Kashechewan rejects Timmins move: survey

The chief of the embattled Kashechewan First Nation says his community wants to relocate within its traditional land, despite Ottawa's objections over how much the move could cost.

The chief of the embattled Kashechewan First Nation says his community's desireto relocate upstreamwithin its traditional land has beenmet with resistance fromOttawa.

A survey of the community's 1,700residentsreleased Friday found most people want to build a new reserve about 30 kilometres up the flood-prone Albany River from its current location near James Bay.

Chief Johnathon Solomon discussed the results with Indian Affairs Minister Jim Prentice Thursday and said the minister balked at the move's estimated $500-million cost, which is based on internal department documents.

Solomonsaid the former Liberal government promised the move withinthe community'straditional hunting grounds in an agreement to rebuild the remote fly-in reserve in October 2005.

The survey's findings clash with conclusions reached ina previousreport prepared for Indian Affairsby former Ontario cabinet minister Alan Pope, which recommended moving the reserve to the outskirts of Timmins, about 480 kilometres south ofits current location.

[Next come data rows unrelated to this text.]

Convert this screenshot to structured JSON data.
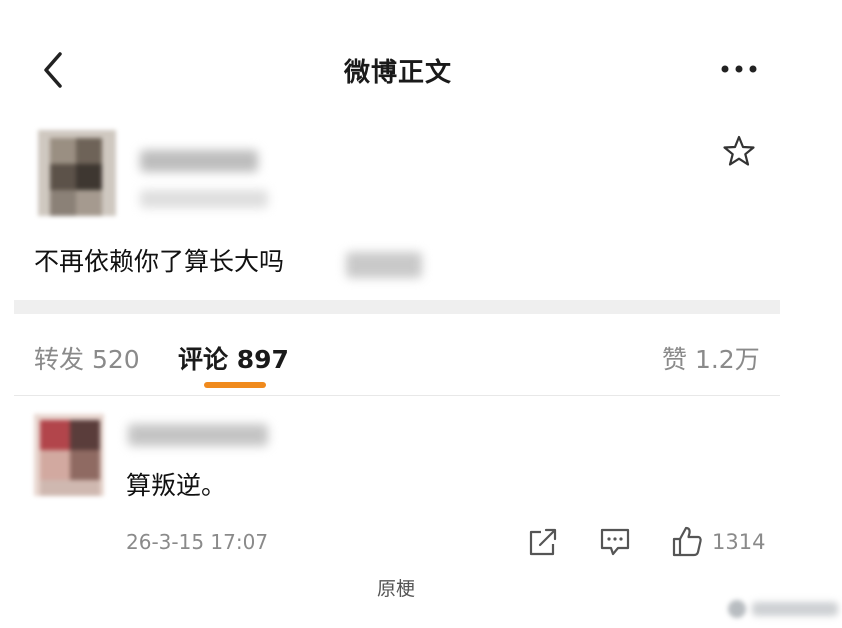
{
  "header": {
    "title": "微博正文",
    "back_icon": "chevron-left-icon",
    "more_icon": "more-horizontal-icon"
  },
  "post": {
    "text": "不再依赖你了算长大吗",
    "favorite_icon": "star-outline-icon"
  },
  "tabs": {
    "repost": "转发 520",
    "comments": "评论 897",
    "likes": "赞 1.2万",
    "active_color": "#f08a1d"
  },
  "comment": {
    "text": "算叛逆。",
    "timestamp": "26-3-15 17:07",
    "share_icon": "share-external-icon",
    "reply_icon": "comment-bubble-icon",
    "like_icon": "thumbs-up-icon",
    "like_count": "1314"
  },
  "caption": "原梗"
}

Prentice had repeatedly said the people could choose whether to relocate. Internal ministry documentsestimatedthe Timmins move would cost $200 million.

"I think he [Prentice] was more disappointed with the outcome of the report, I guess, assuming that the Pope report would be backed up by this report,"Solomon said.

Community in crisis

Prentice was not immediately available for comment, butIndian Affairs spokesperson Bill Rodgerstold CBC Newsthe cost projections have forced the ministry to re-evaluate all options for the community.

"All the options at some point had to be costed," Rodgers said. "We weren't in any way attempting to eliminate options … We had a duty after the Pope report came out to start looking at what are the costs of doing this."

But Solomon said he has questions aboutthefigure and wonders why Ottawa even went along with the community consultations and reports if it had already eliminated options based on cost.

The federal governmentfirstmoved the people of Kashechewan against their will to the low-lying land in 1957. The reserve has been evacuated three times since 2004, and Ottawa has spent millions of dollars to remove residents twice for severe spring flooding and once amid a tainted-water crisis.

The latest crises hit the community as it grappled with squalid housing, domestic violence, addiction and a recent spate of 21 reported youth suicide attempts, including by a nine-year-old.

Prentice himself has called conditions on the reserve "deplorable."

Indian Affairs said it would double-check its numbers over the next few weeks before another meeting with community representatives.

With files from the Canadian Press